"I thought you were high" became a familiar refrain in Breuer's career, to the point that he named his memoir I'm Not High and his standup special Let's Clear the Air.

Not aiding matters was his role in the 1998 stoner favorite Half Baked. Making the film was memorable, he said, as star Dave Chappelle recruited friends and fellow comics like Breuer, Harland Williams, Steven Wright, Janeane Garofalo and Jon Stewart.

"The movie overall to this day, I don't think if I ever got to do a film, it would ever be such a great set like that," he said.

In recent years, though, Breuer has shied away from the stoner image. Having kids was the major factor that steered him toward more family-friendly material, he said.

"I found myself trying to appeal to the Half Baked crowd and I wasn't that guy," he said. "It's like dressing up as Batman every day. It's not Halloween every day. It's fun on Halloween, but I can't dress up in that outfit every day when I'm not that anymore or never was that guy."

Breuer is readying his next special for a June release on Epix and then Netflix. The title is And Laughter for All, which he said is something everyone can watch.

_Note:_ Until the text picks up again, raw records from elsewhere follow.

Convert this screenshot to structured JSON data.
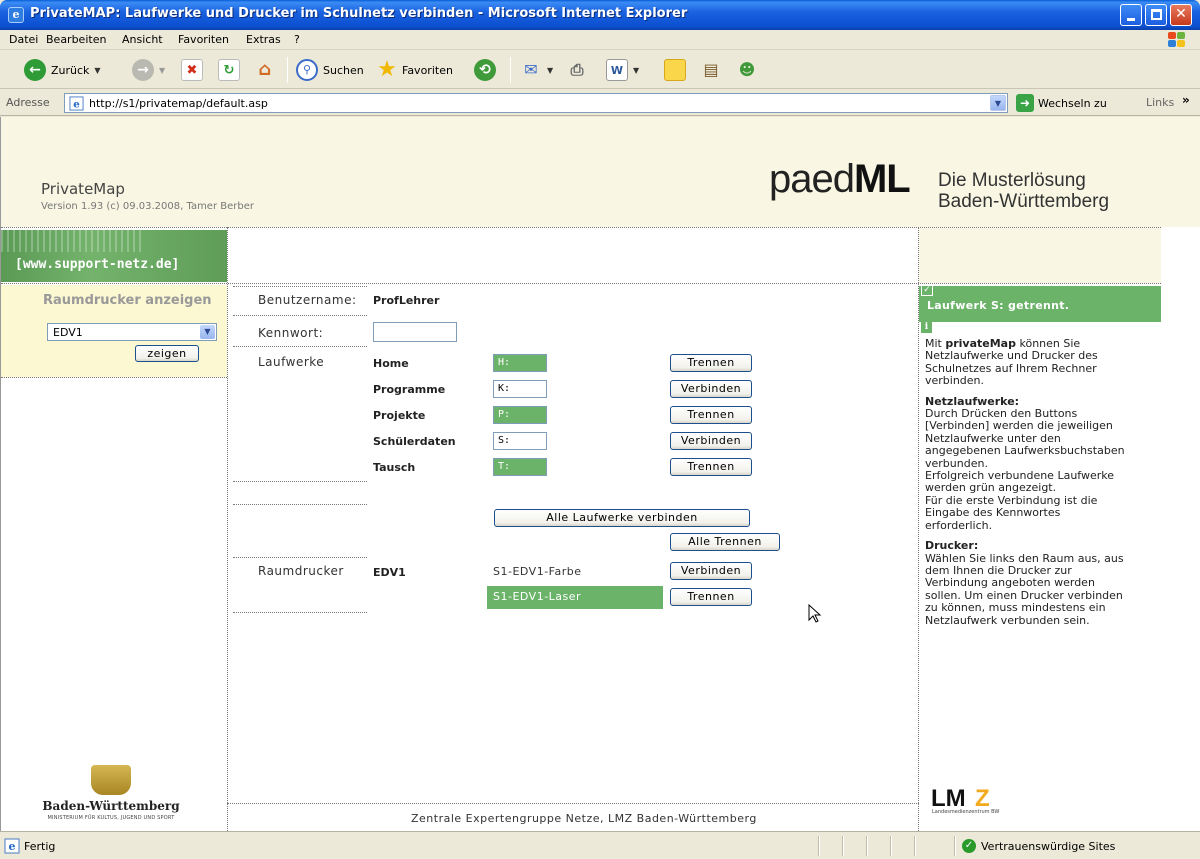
{
  "window": {
    "title": "PrivateMAP: Laufwerke und Drucker im Schulnetz verbinden - Microsoft Internet Explorer"
  },
  "menu": [
    "Datei",
    "Bearbeiten",
    "Ansicht",
    "Favoriten",
    "Extras",
    "?"
  ],
  "toolbar": {
    "back_label": "Zurück",
    "search_label": "Suchen",
    "favorites_label": "Favoriten"
  },
  "address": {
    "label": "Adresse",
    "url": "http://s1/privatemap/default.asp",
    "go_label": "Wechseln zu",
    "links_label": "Links"
  },
  "header": {
    "app_title": "PrivateMap",
    "version": "Version 1.93 (c) 09.03.2008, Tamer Berber",
    "logo_light": "paed",
    "logo_bold": "ML",
    "tagline_line1": "Die Musterlösung",
    "tagline_line2": "Baden-Württemberg"
  },
  "sidebar": {
    "banner": "[www.support-netz.de]",
    "heading": "Raumdrucker anzeigen",
    "room_select": "EDV1",
    "show_button": "zeigen",
    "state_logo": "Baden-Württemberg",
    "state_logo_sub": "MINISTERIUM FÜR KULTUS, JUGEND UND SPORT"
  },
  "form": {
    "username_label": "Benutzername:",
    "username_value": "ProfLehrer",
    "password_label": "Kennwort:",
    "password_value": "",
    "drives_label": "Laufwerke",
    "drives": [
      {
        "name": "Home",
        "letter": "H:",
        "connected": true,
        "button": "Trennen"
      },
      {
        "name": "Programme",
        "letter": "K:",
        "connected": false,
        "button": "Verbinden"
      },
      {
        "name": "Projekte",
        "letter": "P:",
        "connected": true,
        "button": "Trennen"
      },
      {
        "name": "Schülerdaten",
        "letter": "S:",
        "connected": false,
        "button": "Verbinden"
      },
      {
        "name": "Tausch",
        "letter": "T:",
        "connected": true,
        "button": "Trennen"
      }
    ],
    "connect_all_button": "Alle Laufwerke verbinden",
    "disconnect_all_button": "Alle Trennen",
    "printers_label": "Raumdrucker",
    "printer_room": "EDV1",
    "printers": [
      {
        "name": "S1-EDV1-Farbe",
        "connected": false,
        "button": "Verbinden"
      },
      {
        "name": "S1-EDV1-Laser",
        "connected": true,
        "button": "Trennen"
      }
    ],
    "footer": "Zentrale Expertengruppe Netze, LMZ Baden-Württemberg"
  },
  "info": {
    "status": "Laufwerk S: getrennt.",
    "intro_pre": "Mit ",
    "intro_bold": "privateMap",
    "intro_post": " können Sie Netzlaufwerke und Drucker des Schulnetzes auf Ihrem Rechner verbinden.",
    "drives_heading": "Netzlaufwerke:",
    "drives_text": "Durch Drücken den Buttons [Verbinden] werden die jeweiligen Netzlaufwerke unter den angegebenen Laufwerksbuchstaben verbunden.",
    "drives_text2": "Erfolgreich verbundene Laufwerke werden grün angezeigt.",
    "drives_text3": "Für die erste Verbindung ist die Eingabe des Kennwortes erforderlich.",
    "printers_heading": "Drucker:",
    "printers_text": "Wählen Sie links den Raum aus, aus dem Ihnen die Drucker zur Verbindung angeboten werden sollen. Um einen Drucker verbinden zu können, muss mindestens ein Netzlaufwerk verbunden sein.",
    "lmz_logo": "LMZ",
    "lmz_sub": "Landesmedienzentrum BW"
  },
  "statusbar": {
    "text": "Fertig",
    "zone": "Vertrauenswürdige Sites"
  },
  "colors": {
    "connected_green": "#6cb36a",
    "header_bg": "#f9f7e4",
    "sidebar_box_bg": "#fbf8d2",
    "xp_title_blue": "#0b4fd0"
  }
}
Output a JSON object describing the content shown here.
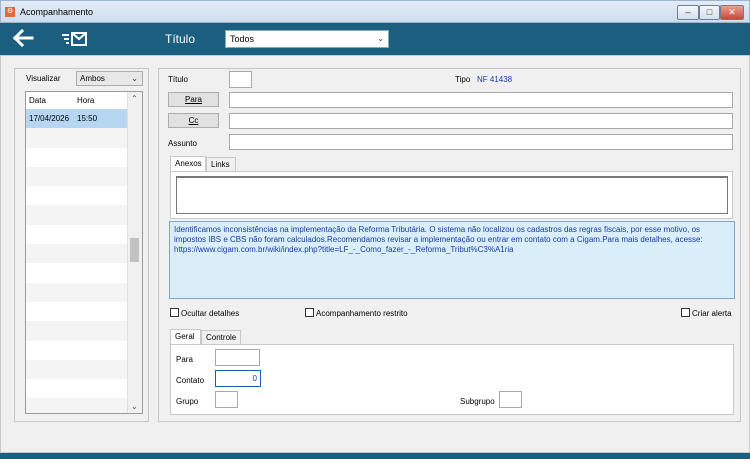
{
  "window": {
    "title": "Acompanhamento",
    "min_glyph": "–",
    "max_glyph": "□",
    "close_glyph": "✕"
  },
  "toolbar": {
    "back_icon": "arrow-left-icon",
    "compose_icon": "list-compose-icon",
    "titulo_label": "Título",
    "titulo_value": "Todos"
  },
  "left": {
    "visualizar_label": "Visualizar",
    "visualizar_value": "Ambos",
    "grid_headers": [
      "Data",
      "Hora"
    ],
    "rows": [
      {
        "data": "17/04/2026",
        "hora": "15:50",
        "selected": true
      }
    ],
    "empty_rows": 15
  },
  "form": {
    "titulo_label": "Título",
    "titulo_value": "",
    "tipo_label": "Tipo",
    "tipo_value": "NF 41438",
    "para_button": "Para",
    "cc_button": "Cc",
    "assunto_label": "Assunto",
    "tabs_top": [
      "Anexos",
      "Links"
    ],
    "details_text": "Identificamos inconsistências na implementação da Reforma Tributária. O sistema não localizou os cadastros das regras fiscais, por esse motivo, os impostos IBS e CBS não foram calculados.Recomendamos revisar a implementação ou entrar em contato com a Cigam.Para mais detalhes, acesse: https://www.cigam.com.br/wiki/index.php?title=LF_-_Como_fazer_-_Reforma_Tribut%C3%A1ria",
    "ocultar_label": "Ocultar detalhes",
    "restrito_label": "Acompanhamento restrito",
    "alerta_label": "Criar alerta",
    "tabs_bottom": [
      "Geral",
      "Controle"
    ],
    "para_label": "Para",
    "contato_label": "Contato",
    "contato_value": "0",
    "grupo_label": "Grupo",
    "subgrupo_label": "Subgrupo"
  },
  "colors": {
    "toolbar": "#1b5e80",
    "accent_text": "#1a3aa0",
    "details_bg": "#d9eef9",
    "selection": "#b6d6f2"
  }
}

"I go from subjects from being a 45-year-old metalhead to being a parent to being married for 20 years to taking care of my elderly parents," Breuer said.

Jimmy Geurts can be reached at